[Records to process Boundary: Start]

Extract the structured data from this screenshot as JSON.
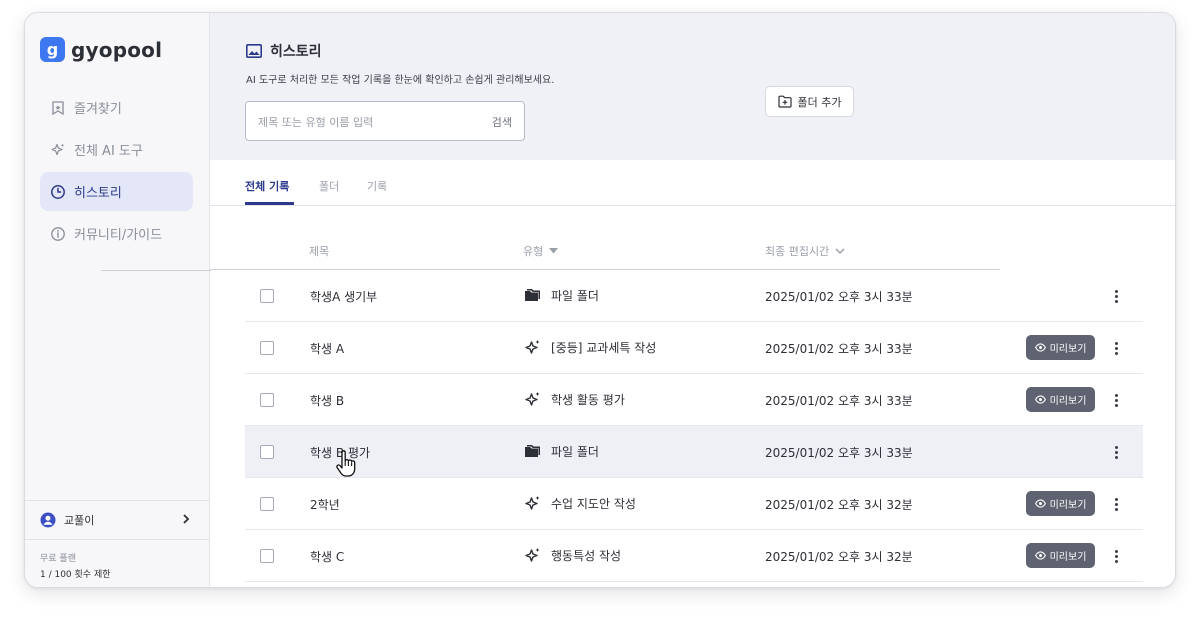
{
  "brand": {
    "name": "gyopool",
    "mark": "g",
    "color": "#3d78f0"
  },
  "sidebar": {
    "items": [
      {
        "label": "즐겨찾기",
        "icon": "bookmark-icon",
        "active": false
      },
      {
        "label": "전체 AI 도구",
        "icon": "sparkle-icon",
        "active": false
      },
      {
        "label": "히스토리",
        "icon": "clock-icon",
        "active": true
      },
      {
        "label": "커뮤니티/가이드",
        "icon": "info-icon",
        "active": false
      }
    ],
    "user": {
      "name": "교풀이"
    },
    "plan": {
      "label": "무료 플랜",
      "limit": "1 / 100 횟수 제한"
    }
  },
  "header": {
    "title": "히스토리",
    "description": "AI 도구로 처리한 모든 작업 기록을 한눈에 확인하고 손쉽게 관리해보세요.",
    "search_placeholder": "제목 또는 유형 이름 입력",
    "search_button": "검색",
    "add_folder_label": "폴더 추가"
  },
  "tabs": [
    {
      "label": "전체 기록",
      "active": true
    },
    {
      "label": "폴더",
      "active": false
    },
    {
      "label": "기록",
      "active": false
    }
  ],
  "table": {
    "columns": {
      "title": "제목",
      "type": "유형",
      "edited": "최종 편집시간"
    },
    "preview_label": "미리보기",
    "rows": [
      {
        "title": "학생A 생기부",
        "type": "파일 폴더",
        "type_icon": "folder-icon",
        "date": "2025/01/02 오후 3시 33분",
        "preview": false
      },
      {
        "title": "학생 A",
        "type": "[중등] 교과세특 작성",
        "type_icon": "sparkle-icon",
        "date": "2025/01/02 오후 3시 33분",
        "preview": true
      },
      {
        "title": "학생 B",
        "type": "학생 활동 평가",
        "type_icon": "sparkle-icon",
        "date": "2025/01/02 오후 3시 33분",
        "preview": true
      },
      {
        "title": "학생 B 평가",
        "type": "파일 폴더",
        "type_icon": "folder-icon",
        "date": "2025/01/02 오후 3시 33분",
        "preview": false
      },
      {
        "title": "2학년",
        "type": "수업 지도안 작성",
        "type_icon": "sparkle-icon",
        "date": "2025/01/02 오후 3시 32분",
        "preview": true
      },
      {
        "title": "학생 C",
        "type": "행동특성 작성",
        "type_icon": "sparkle-icon",
        "date": "2025/01/02 오후 3시 32분",
        "preview": true
      }
    ]
  },
  "colors": {
    "accent": "#2d3a8c",
    "preview_bg": "#5f6270",
    "header_bg": "#f0f1f6"
  }
}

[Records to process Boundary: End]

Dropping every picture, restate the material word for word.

> Answer:
Extract the structured data from this screenshot as JSON.
{
  "brand": {
    "name": "gyopool",
    "mark": "g",
    "color": "#3d78f0"
  },
  "sidebar": {
    "items": [
      {
        "label": "즐겨찾기",
        "icon": "bookmark-icon",
        "active": false
      },
      {
        "label": "전체 AI 도구",
        "icon": "sparkle-icon",
        "active": false
      },
      {
        "label": "히스토리",
        "icon": "clock-icon",
        "active": true
      },
      {
        "label": "커뮤니티/가이드",
        "icon": "info-icon",
        "active": false
      }
    ],
    "user": {
      "name": "교풀이"
    },
    "plan": {
      "label": "무료 플랜",
      "limit": "1 / 100 횟수 제한"
    }
  },
  "header": {
    "title": "히스토리",
    "description": "AI 도구로 처리한 모든 작업 기록을 한눈에 확인하고 손쉽게 관리해보세요.",
    "search_placeholder": "제목 또는 유형 이름 입력",
    "search_button": "검색",
    "add_folder_label": "폴더 추가"
  },
  "tabs": [
    {
      "label": "전체 기록",
      "active": true
    },
    {
      "label": "폴더",
      "active": false
    },
    {
      "label": "기록",
      "active": false
    }
  ],
  "table": {
    "columns": {
      "title": "제목",
      "type": "유형",
      "edited": "최종 편집시간"
    },
    "preview_label": "미리보기",
    "rows": [
      {
        "title": "학생A 생기부",
        "type": "파일 폴더",
        "type_icon": "folder-icon",
        "date": "2025/01/02 오후 3시 33분",
        "preview": false
      },
      {
        "title": "학생 A",
        "type": "[중등] 교과세특 작성",
        "type_icon": "sparkle-icon",
        "date": "2025/01/02 오후 3시 33분",
        "preview": true
      },
      {
        "title": "학생 B",
        "type": "학생 활동 평가",
        "type_icon": "sparkle-icon",
        "date": "2025/01/02 오후 3시 33분",
        "preview": true
      },
      {
        "title": "학생 B 평가",
        "type": "파일 폴더",
        "type_icon": "folder-icon",
        "date": "2025/01/02 오후 3시 33분",
        "preview": false
      },
      {
        "title": "2학년",
        "type": "수업 지도안 작성",
        "type_icon": "sparkle-icon",
        "date": "2025/01/02 오후 3시 32분",
        "preview": true
      },
      {
        "title": "학생 C",
        "type": "행동특성 작성",
        "type_icon": "sparkle-icon",
        "date": "2025/01/02 오후 3시 32분",
        "preview": true
      }
    ]
  },
  "colors": {
    "accent": "#2d3a8c",
    "preview_bg": "#5f6270",
    "header_bg": "#f0f1f6"
  }
}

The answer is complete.